“But then I’ve always felt that if the delusion works, it’s great. I always think that people who have religious faith are always happier than people who do not. The problem is that it’s not something you can adopt. It has to come naturally.”
There’s a brilliant sequence, which afterwards I think is the possibly the least romantic moment in any film ever, in which Sally, played by Naomi Watts, young, beautiful and trapped in an unhappy marriage, has a moment with her sexy, Spanish boss, Antonio Banderas. He obviously has feelings for her, as she does for him, and if she were a character in any other film, they’d eventually be together.

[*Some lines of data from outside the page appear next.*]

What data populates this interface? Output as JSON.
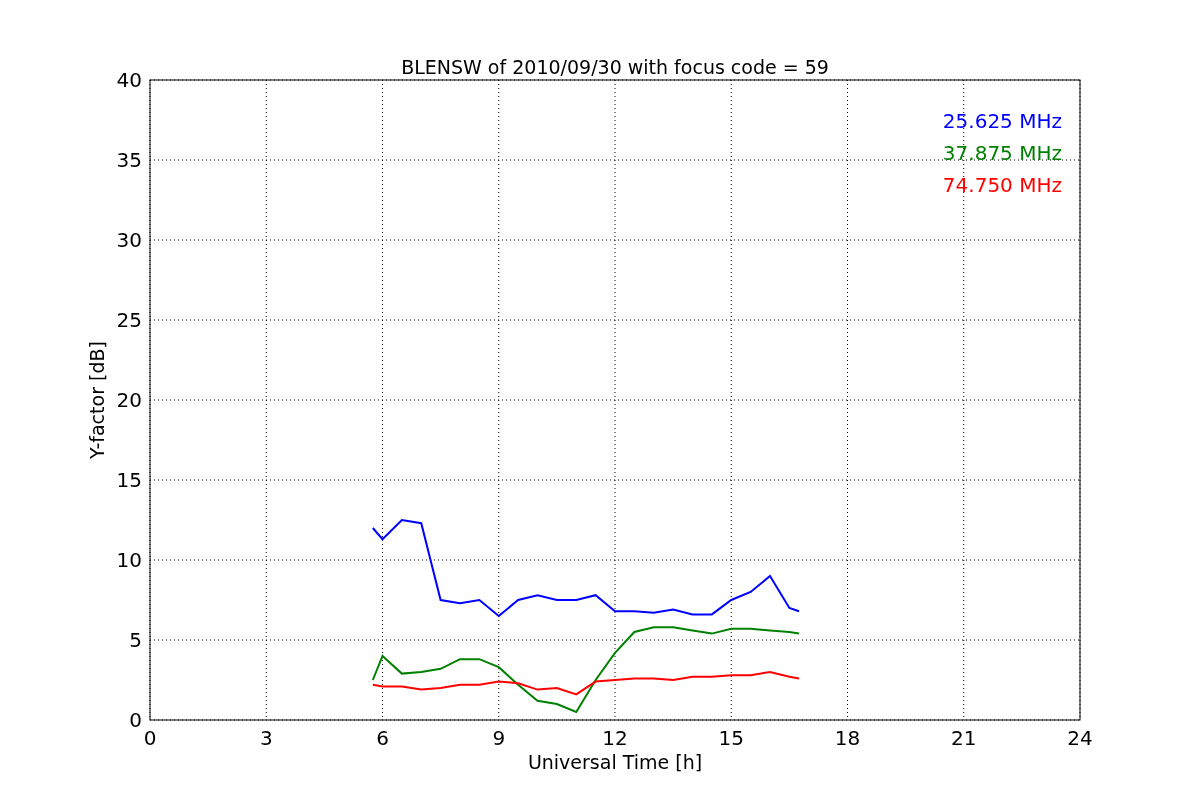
{
  "chart_data": {
    "type": "line",
    "title": "BLENSW of 2010/09/30 with focus code = 59",
    "xlabel": "Universal Time [h]",
    "ylabel": "Y-factor [dB]",
    "x": [
      5.75,
      6,
      6.5,
      7,
      7.5,
      8,
      8.5,
      9,
      9.5,
      10,
      10.5,
      11,
      11.5,
      12,
      12.5,
      13,
      13.5,
      14,
      14.5,
      15,
      15.5,
      16,
      16.5,
      16.75
    ],
    "series": [
      {
        "name": "25.625 MHz",
        "color": "#0000ff",
        "values": [
          12,
          11.3,
          12.5,
          12.3,
          7.5,
          7.3,
          7.5,
          6.5,
          7.5,
          7.8,
          7.5,
          7.5,
          7.8,
          6.8,
          6.8,
          6.7,
          6.9,
          6.6,
          6.6,
          7.5,
          8,
          9,
          7,
          6.8
        ]
      },
      {
        "name": "37.875 MHz",
        "color": "#008000",
        "values": [
          2.5,
          4,
          2.9,
          3,
          3.2,
          3.8,
          3.8,
          3.3,
          2.2,
          1.2,
          1,
          0.5,
          2.5,
          4.2,
          5.5,
          5.8,
          5.8,
          5.6,
          5.4,
          5.7,
          5.7,
          5.6,
          5.5,
          5.4
        ]
      },
      {
        "name": "74.750 MHz",
        "color": "#ff0000",
        "values": [
          2.2,
          2.1,
          2.1,
          1.9,
          2,
          2.2,
          2.2,
          2.4,
          2.3,
          1.9,
          2,
          1.6,
          2.4,
          2.5,
          2.6,
          2.6,
          2.5,
          2.7,
          2.7,
          2.8,
          2.8,
          3,
          2.7,
          2.6
        ]
      }
    ],
    "grid": true,
    "xlim": [
      0,
      24
    ],
    "ylim": [
      0,
      40
    ],
    "xticks": [
      0,
      3,
      6,
      9,
      12,
      15,
      18,
      21,
      24
    ],
    "yticks": [
      0,
      5,
      10,
      15,
      20,
      25,
      30,
      35,
      40
    ]
  }
}
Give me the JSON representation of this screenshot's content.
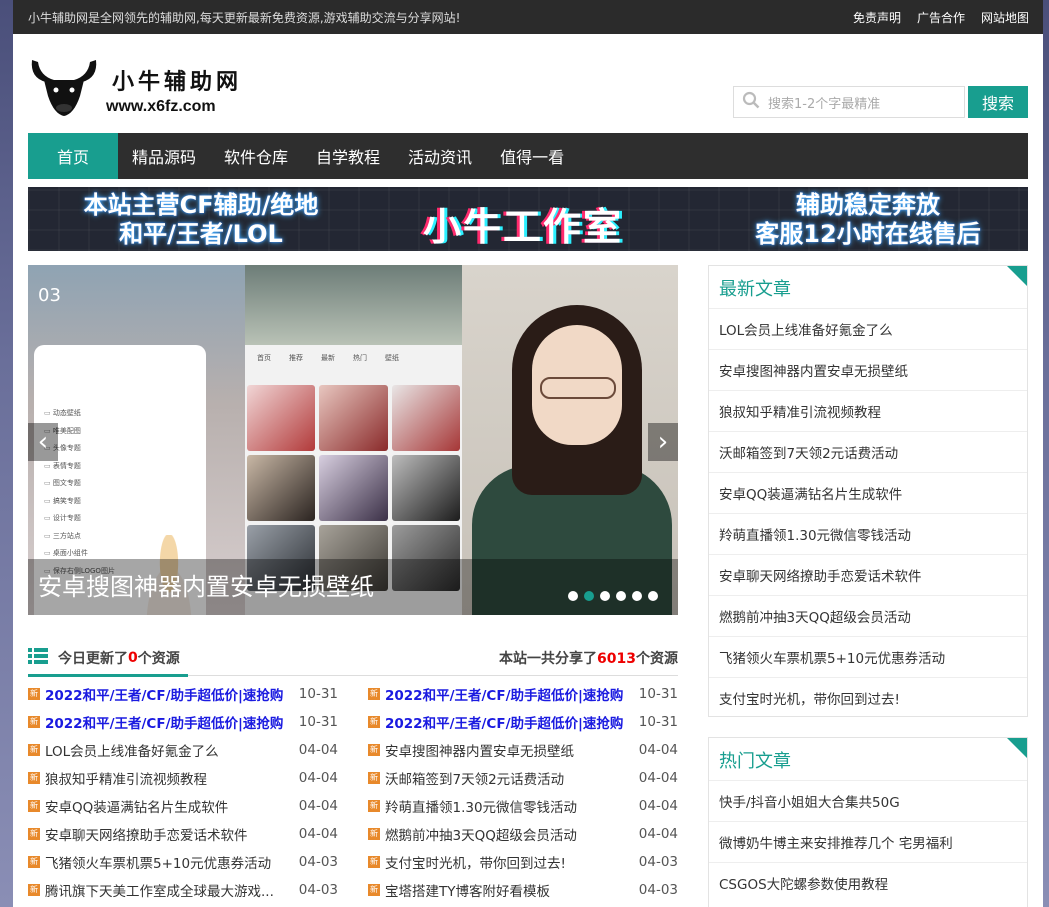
{
  "topbar": {
    "intro": "小牛辅助网是全网领先的辅助网,每天更新最新免费资源,游戏辅助交流与分享网站!",
    "links": [
      "免责声明",
      "广告合作",
      "网站地图"
    ]
  },
  "logo": {
    "name": "小牛辅助网",
    "url": "www.x6fz.com"
  },
  "search": {
    "placeholder": "搜索1-2个字最精准",
    "button": "搜索"
  },
  "nav": [
    "首页",
    "精品源码",
    "软件仓库",
    "自学教程",
    "活动资讯",
    "值得一看"
  ],
  "banner": {
    "left_line1": "本站主营CF辅助/绝地",
    "left_line2": "和平/王者/LOL",
    "middle": "小牛工作室",
    "right_line1": "辅助稳定奔放",
    "right_line2": "客服12小时在线售后"
  },
  "slider": {
    "caption": "安卓搜图神器内置安卓无损壁纸",
    "phone_number": "03",
    "phone_tabs": [
      "首页",
      "推荐",
      "最新",
      "热门",
      "壁纸"
    ],
    "menu": [
      "动态壁纸",
      "唯美配图",
      "头像专题",
      "表情专题",
      "图文专题",
      "搞笑专题",
      "设计专题",
      "三方站点",
      "桌面小组件",
      "保存右侧LOGO图片"
    ],
    "active_dot": 1,
    "dot_count": 6
  },
  "updates": {
    "today_prefix": "今日更新了",
    "today_count": "0",
    "today_suffix": "个资源",
    "total_prefix": "本站一共分享了",
    "total_count": "6013",
    "total_suffix": "个资源",
    "badge": "新",
    "left": [
      {
        "title": "2022和平/王者/CF/助手超低价|速抢购",
        "date": "10-31",
        "hot": true
      },
      {
        "title": "2022和平/王者/CF/助手超低价|速抢购",
        "date": "10-31",
        "hot": true
      },
      {
        "title": "LOL会员上线准备好氪金了么",
        "date": "04-04",
        "hot": false
      },
      {
        "title": "狼叔知乎精准引流视频教程",
        "date": "04-04",
        "hot": false
      },
      {
        "title": "安卓QQ装逼满钻名片生成软件",
        "date": "04-04",
        "hot": false
      },
      {
        "title": "安卓聊天网络撩助手恋爱话术软件",
        "date": "04-04",
        "hot": false
      },
      {
        "title": "飞猪领火车票机票5+10元优惠券活动",
        "date": "04-03",
        "hot": false
      },
      {
        "title": "腾讯旗下天美工作室成全球最大游戏...",
        "date": "04-03",
        "hot": false
      }
    ],
    "right": [
      {
        "title": "2022和平/王者/CF/助手超低价|速抢购",
        "date": "10-31",
        "hot": true
      },
      {
        "title": "2022和平/王者/CF/助手超低价|速抢购",
        "date": "10-31",
        "hot": true
      },
      {
        "title": "安卓搜图神器内置安卓无损壁纸",
        "date": "04-04",
        "hot": false
      },
      {
        "title": "沃邮箱签到7天领2元话费活动",
        "date": "04-04",
        "hot": false
      },
      {
        "title": "羚萌直播领1.30元微信零钱活动",
        "date": "04-04",
        "hot": false
      },
      {
        "title": "燃鹅前冲抽3天QQ超级会员活动",
        "date": "04-04",
        "hot": false
      },
      {
        "title": "支付宝时光机，带你回到过去!",
        "date": "04-03",
        "hot": false
      },
      {
        "title": "宝塔搭建TY博客附好看模板",
        "date": "04-03",
        "hot": false
      }
    ]
  },
  "latest": {
    "title": "最新文章",
    "items": [
      "LOL会员上线准备好氪金了么",
      "安卓搜图神器内置安卓无损壁纸",
      "狼叔知乎精准引流视频教程",
      "沃邮箱签到7天领2元话费活动",
      "安卓QQ装逼满钻名片生成软件",
      "羚萌直播领1.30元微信零钱活动",
      "安卓聊天网络撩助手恋爱话术软件",
      "燃鹅前冲抽3天QQ超级会员活动",
      "飞猪领火车票机票5+10元优惠券活动",
      "支付宝时光机，带你回到过去!"
    ]
  },
  "hot": {
    "title": "热门文章",
    "items": [
      "快手/抖音小姐姐大合集共50G",
      "微博奶牛博主来安排推荐几个 宅男福利",
      "CSGOS大陀螺参数使用教程"
    ]
  },
  "colors": {
    "accent": "#189e8f",
    "nav_bg": "#2e2e2e",
    "topbar_bg": "#2b2b2b",
    "hot_link": "#1a1ae0",
    "count_red": "#e00000"
  }
}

Or maybe apart, but in a doomed, romantic way. Not here, though. It just doesn’t happen, and they end up not together in the most banal of ways: the timing’s off. She hesitates, and he falls in love with her friend instead. She takes consolation in her career but then that’s thwarted too. It’s a level of realism, the everyday realism of everyday life, that rarely reaches the screen.
In Woody Allen’s universe there is no reason why some things happen and others not. His atheism allows no delusions of that kind, but what about age, I ask him? Do you, like Alfie, resist hearing that you’re old?
“I do, I resist. I feel the only way you can get through life is distraction. And you can distract yourself in a million different ways, from turning on the television set and seeing who wins the meaningless soccer game, to going to the movies or listening to music. They’re tricks that I’ve done and that many people do. You create problems in your life and it seems to the outside observer that you are self-destructive and it’s foolish. But you’re creating them because they’re not mortal problems. They are problems that can be solved, or they can’t be solved, and they’re a little painful, perhaps, but they are not going to take your life away.”
“Life is so much luck. And people are so frightened to admit that. They want to think that they control their life. They think ‘I make my luck’. And you want to keep telling yourself that you’re in control, but you’re not in control. Ninety-nine per cent of it is luck, the luck of the genes, the luck of the draw, what happens during the day, the bomb that goes off on the other guy’s bus.”